from society was a catalyst, as well as Manson's
anger against society and my growing anger at
my parents. But bottom line, the cause was my
own sin of unbelief and disobedience against God
The signs of the time, anti-war protest, race
riots and the rebellious atmosphere of the flower
children were things I could identify with. Physically,
we were all lacking a good diet and proper sleep.
Peer pressure was tremendous in the family; that
is, to be accepted and recognized by Charlie and
the members. This, along with Charlie's propaganda,
the misinterpretation of the Beatles' music and
drugs took me over the edge.
Q: Do you think there's something innately
wrong with someone who could commit such a horrible
I believe there is something innately wrong with
all of us by nature of being born. As a Christian,
I believe sin passed upon all mankind through
Adam and Eve's fall in the Garden of Eden. This
is why we need to be born-again. We all have a
heart problem that causes us to trust in ourselves
instead of God.
But I understand your question. I think you are
asking if some of us are born naturally as murderers
and some not. I'd say no, we don't inherit it
from our parents; it's acquired as we grow up,
through the circumstances of our lives and the
choices we make.
During my childhood, feelings for others and
their cares and concerns were not taken into consideration,
because of my self-centeredness. My life was based
on looking good, feeling good, being right and
in control - idolatry. I think through the use
of drugs, I got to the place of being "past
feeling," until my conscience sort of shut
down. My judgments of right and wrong changed
into very immoral ways. So, what I would normally
do, I didn't do, and what I wouldn't normally
do, I did. I had no idea that I would reap what
I was sowing.
Furthermore, I learned many deadly ideas and
values from various worldviews. I became ungodly
and hopelessly confused. My mind became closed
and full of darkness. I was far away from the
life of God because I hardened my heart against
Him (Ephesians 4:17-19).
Q: What do you think you would be doing today,
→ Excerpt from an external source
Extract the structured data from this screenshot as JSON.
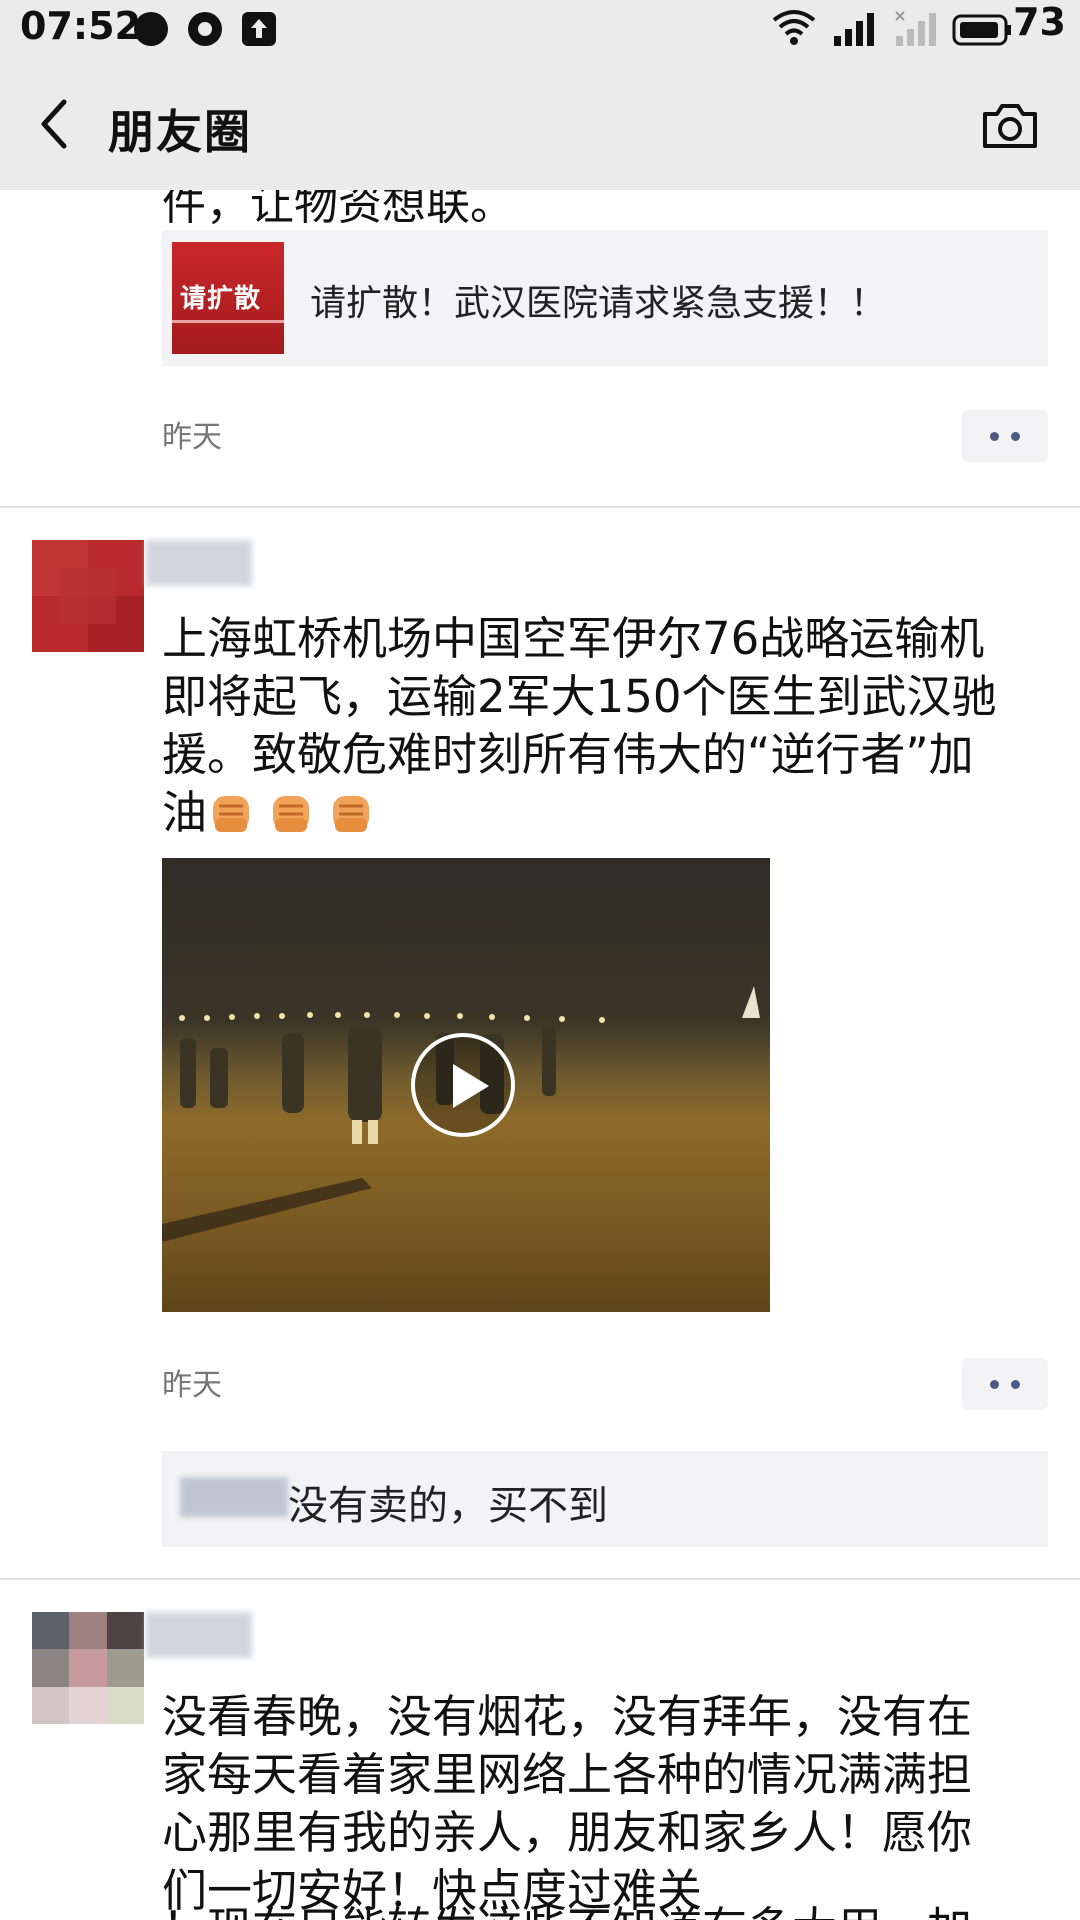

if you had never met Manson?
I can't say for certain, because of my instability
at the time. I think God originally had a great
future planned for me. I believe I had a call
on my life for the work of the ministry. I just
got in the way of it. I came from a great family
who had lofty goals in mind for me. If I had been
obedient to my parents instead of rebellious,
things would have gone well for me!
I wanted to be successful and have a family.
I failed so miserably. But despite my grotesque
sin and failure, God gave me a second chance.
He has restored life to me, even though I'm in
prison. My family still loves me, and I am now
blessed with wonderful friends and a ministry